Beginning in 2015, Rep. Mike Honda (D-CA) introduced a formal resolution in support of the National Day of Reason. His defeat in 2016, despite coming at the hands of another Democrat, put future versions of that legislation in peril. But fellow Californian Rep. Ted Lieu picked up where Honda left off, introducing similar legislation last year.
And now, Rep. Jared Huffman (D-CA), the only openly non-theistic legislator and chair of the newly formed Congressional Freethought Caucus, has introduced a resolution designating May 3 as the “National Day of Reason,” with the goal of promoting “public policy that is based on reason and logic instead of politics and ideology.”
May 3, of course, will also be the National Day of Prayer.
That’s not a coincidence.
The text of the resolution isn’t available yet, but I suspect it’ll be similar to last year’s version.
The American Humanist Association deserves the credit for making this happen.
Upon introduction of the resolution, Rep. Huffman said: “President Trump and his cabinet have launched an all-out war on science, reason, and logic, while attacking those of different faiths, beliefs, and backgrounds. Now more than ever before, it’s clear that we need to reaffirm our nation’s founding principle of the separation of church and state. A National Day of Reason offers an inclusive alternative for humanists, atheists, nonreligious, and freethinkers alike to celebrate reason in the public sphere and allow the secular community to inspire positive change.”
“All Americans can celebrate the value of reason, regardless of their religious beliefs. But prayer is different for different faiths, and of course, prayer isn’t practiced by the rapidly growing number of Americans who are nontheistic,” said Roy Speckhardt, executive director of the American Humanist Association. “We encourage our elected leaders to use logic, empathy, and equality to protect the freedoms and civil rights of all Americans.”
This resolution is co-sponsored by Rep. Mark Pocan (D-WI), Rep. Zoe Lofrgen (D-CA), and Del. Eleanor Holmes Norton (D-DC).
Why are Rep. Jamie Raskin (D-MD) and Rep. Jerry McNerney (D-CA), both co-chairs of the Freethought Caucus, not on that list? That seems unusual.

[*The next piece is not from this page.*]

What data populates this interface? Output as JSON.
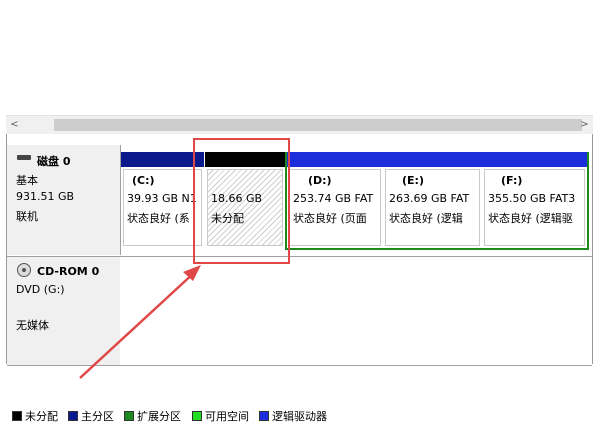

You might argue that this resolution is a purely symbolic gesture. That’s true, but so the Day of Prayer. And if there’s one thing we need a lot more of in Washington right now, it’s reason. Plus, this sort of resolution is a nice reminder that there are some legislators who take evidence and rational thinking seriously.
Maybe soon, they’ll be in the majority again.
(Image via Secular Coalition for America. Large portions of this article were published earlier)